During the 1980s, television brought the war in El Salvador to our living rooms – a war of right-wing death squads, government soldiers and leftist guerrillas. The country is still under siege, but the war today is imported – straight from the United States. In this film, El Salvador’s Street Gangs, we look at the gang culture of San Salvador’s “Mean Streets” and the violence that afflicts young Salvadorians. Veterans of the war say the gang violence is worse than during the war. In the war, 75,000 people died; another million Salvadorians ran for their lives, mostly to the United States and mostly illegally – where they tried to rebuild their shattered lives. But many ended up in urban ghettos and their children joined the street gangs. But in 1992, when the peace accords were finally signed in El Salvador, the Salvadorians began to trickle home. And when they did, they brought with them another war – the war of the American inner-city street gangs.

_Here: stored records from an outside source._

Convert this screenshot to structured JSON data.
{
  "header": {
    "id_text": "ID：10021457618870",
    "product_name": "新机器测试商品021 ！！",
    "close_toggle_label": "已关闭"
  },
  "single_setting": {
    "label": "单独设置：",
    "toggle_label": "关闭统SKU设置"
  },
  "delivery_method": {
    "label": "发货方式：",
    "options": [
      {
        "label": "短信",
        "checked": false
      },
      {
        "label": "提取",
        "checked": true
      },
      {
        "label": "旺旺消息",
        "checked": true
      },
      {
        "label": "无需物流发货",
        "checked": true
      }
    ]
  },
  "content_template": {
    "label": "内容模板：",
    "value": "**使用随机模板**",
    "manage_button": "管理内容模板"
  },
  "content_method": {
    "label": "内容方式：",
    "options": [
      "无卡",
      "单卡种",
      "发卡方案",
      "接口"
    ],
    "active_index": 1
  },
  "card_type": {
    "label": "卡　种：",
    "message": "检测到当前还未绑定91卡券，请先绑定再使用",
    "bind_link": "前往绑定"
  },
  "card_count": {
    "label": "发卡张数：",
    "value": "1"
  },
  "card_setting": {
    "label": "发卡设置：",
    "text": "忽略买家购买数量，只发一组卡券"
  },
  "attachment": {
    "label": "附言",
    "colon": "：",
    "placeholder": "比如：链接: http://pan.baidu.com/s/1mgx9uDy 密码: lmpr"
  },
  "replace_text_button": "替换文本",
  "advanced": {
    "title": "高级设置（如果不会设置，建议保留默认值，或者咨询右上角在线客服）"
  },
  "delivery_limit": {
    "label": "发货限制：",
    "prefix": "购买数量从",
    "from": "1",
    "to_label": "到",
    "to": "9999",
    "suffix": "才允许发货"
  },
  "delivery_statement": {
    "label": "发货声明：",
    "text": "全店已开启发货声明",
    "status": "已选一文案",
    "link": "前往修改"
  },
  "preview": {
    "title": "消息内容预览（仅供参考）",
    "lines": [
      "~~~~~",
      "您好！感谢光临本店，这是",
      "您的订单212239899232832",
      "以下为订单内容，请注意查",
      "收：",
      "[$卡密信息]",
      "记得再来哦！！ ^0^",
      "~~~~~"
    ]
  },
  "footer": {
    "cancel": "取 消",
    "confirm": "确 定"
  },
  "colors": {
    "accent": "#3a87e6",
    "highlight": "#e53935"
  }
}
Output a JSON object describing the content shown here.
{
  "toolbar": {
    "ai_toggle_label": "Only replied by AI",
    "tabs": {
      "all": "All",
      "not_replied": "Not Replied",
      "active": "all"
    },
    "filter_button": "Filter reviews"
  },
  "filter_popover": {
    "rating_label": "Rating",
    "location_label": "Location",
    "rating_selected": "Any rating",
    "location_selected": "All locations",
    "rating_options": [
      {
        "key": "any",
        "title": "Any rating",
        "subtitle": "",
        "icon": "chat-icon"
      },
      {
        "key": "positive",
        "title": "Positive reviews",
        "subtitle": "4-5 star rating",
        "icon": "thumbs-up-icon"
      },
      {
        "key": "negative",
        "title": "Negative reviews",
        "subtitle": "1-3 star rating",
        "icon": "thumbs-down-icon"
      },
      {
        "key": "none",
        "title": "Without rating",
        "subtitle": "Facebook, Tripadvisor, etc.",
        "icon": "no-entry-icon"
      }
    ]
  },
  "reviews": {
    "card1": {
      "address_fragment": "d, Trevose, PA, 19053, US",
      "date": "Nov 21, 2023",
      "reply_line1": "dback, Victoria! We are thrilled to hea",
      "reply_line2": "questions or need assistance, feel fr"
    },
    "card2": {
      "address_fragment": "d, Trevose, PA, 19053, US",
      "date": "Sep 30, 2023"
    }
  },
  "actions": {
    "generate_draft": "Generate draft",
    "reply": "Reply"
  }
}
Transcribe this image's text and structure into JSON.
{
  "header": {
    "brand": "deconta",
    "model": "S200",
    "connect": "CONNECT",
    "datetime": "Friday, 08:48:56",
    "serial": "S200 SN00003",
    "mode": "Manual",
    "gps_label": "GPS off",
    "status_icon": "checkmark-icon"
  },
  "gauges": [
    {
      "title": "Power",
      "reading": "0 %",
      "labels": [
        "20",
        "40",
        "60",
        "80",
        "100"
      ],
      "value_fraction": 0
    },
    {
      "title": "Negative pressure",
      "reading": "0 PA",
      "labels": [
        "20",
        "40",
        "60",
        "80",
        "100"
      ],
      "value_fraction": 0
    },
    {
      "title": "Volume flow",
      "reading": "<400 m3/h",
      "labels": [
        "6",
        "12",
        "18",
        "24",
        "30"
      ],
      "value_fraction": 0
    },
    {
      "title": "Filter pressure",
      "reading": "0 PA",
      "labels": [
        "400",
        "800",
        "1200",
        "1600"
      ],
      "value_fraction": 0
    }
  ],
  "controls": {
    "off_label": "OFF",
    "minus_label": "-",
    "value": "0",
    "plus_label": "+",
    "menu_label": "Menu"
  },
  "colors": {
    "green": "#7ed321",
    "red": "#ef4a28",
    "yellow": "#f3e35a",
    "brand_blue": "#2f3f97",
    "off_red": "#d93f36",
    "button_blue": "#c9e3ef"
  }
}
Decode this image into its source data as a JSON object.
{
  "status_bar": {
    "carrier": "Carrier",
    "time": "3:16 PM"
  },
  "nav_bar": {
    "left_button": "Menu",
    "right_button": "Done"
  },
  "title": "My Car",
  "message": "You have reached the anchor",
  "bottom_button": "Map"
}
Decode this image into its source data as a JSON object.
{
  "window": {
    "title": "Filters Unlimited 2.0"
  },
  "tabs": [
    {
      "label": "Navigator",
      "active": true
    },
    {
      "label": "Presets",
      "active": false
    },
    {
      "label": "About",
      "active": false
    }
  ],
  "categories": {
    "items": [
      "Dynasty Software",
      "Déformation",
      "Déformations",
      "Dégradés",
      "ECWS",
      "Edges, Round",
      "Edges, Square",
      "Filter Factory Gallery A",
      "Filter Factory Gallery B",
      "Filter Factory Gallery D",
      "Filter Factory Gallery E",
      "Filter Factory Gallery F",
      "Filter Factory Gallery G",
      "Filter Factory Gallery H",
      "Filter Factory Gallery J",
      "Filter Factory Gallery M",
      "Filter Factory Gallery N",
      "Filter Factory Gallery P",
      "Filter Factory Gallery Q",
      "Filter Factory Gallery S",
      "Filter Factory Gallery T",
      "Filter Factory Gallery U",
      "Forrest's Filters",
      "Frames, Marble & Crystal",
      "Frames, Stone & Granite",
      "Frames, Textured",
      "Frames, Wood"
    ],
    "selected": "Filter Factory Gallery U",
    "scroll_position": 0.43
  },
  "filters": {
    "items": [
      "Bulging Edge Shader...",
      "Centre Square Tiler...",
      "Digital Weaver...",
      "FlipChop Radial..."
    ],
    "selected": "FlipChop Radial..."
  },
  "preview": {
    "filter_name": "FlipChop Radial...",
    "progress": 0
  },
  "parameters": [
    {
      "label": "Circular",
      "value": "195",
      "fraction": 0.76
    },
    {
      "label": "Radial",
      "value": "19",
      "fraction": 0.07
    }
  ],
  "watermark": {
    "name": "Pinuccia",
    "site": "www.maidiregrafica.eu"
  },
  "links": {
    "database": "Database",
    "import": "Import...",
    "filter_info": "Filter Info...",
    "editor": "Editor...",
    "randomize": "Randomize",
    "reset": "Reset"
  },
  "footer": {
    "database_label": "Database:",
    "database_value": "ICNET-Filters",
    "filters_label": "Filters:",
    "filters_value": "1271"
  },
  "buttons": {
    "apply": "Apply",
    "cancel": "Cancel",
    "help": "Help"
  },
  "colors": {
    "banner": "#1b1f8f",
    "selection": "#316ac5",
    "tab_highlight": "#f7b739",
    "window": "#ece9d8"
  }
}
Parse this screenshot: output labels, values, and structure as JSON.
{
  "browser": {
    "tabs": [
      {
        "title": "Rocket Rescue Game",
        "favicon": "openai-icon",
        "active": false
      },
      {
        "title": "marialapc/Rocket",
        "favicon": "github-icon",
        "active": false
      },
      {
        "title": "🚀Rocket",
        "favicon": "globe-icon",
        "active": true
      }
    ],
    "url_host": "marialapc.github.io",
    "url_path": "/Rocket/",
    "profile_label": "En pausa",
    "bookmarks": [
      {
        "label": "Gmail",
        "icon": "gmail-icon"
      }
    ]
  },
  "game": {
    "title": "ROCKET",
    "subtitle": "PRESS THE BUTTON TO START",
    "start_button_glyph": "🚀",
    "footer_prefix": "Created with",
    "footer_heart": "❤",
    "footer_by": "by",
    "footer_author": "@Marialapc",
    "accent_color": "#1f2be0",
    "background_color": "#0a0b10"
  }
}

At the time, El Salvador was struggling to recover from the war which bankrupted the nation and destroyed both institutions and families. Three quarters of Salvadorians are under 25. Never has the country depended so much on the young. But with an economy in ruins, the young have no jobs and few choices. This documentary shows how gangs are a means to money and approval. On the street, guns left over from the war are a dome a dozen and as we see in this film, the weapons the gang members can’t buy easily, like grenades, they make. Two main gangs have carved up the capital into battle zones. Those two gangs are the Alvatruchas, pitted against the Diesiocho, named after the 18th street in Los Angeles. There are echoes of L.A. too, like crack and drive-by shootings. And even the lingo – they call each other home boys. These gang members have a foot in America and a life in Salvador – but they don’t belong in either. This is a visually strong report.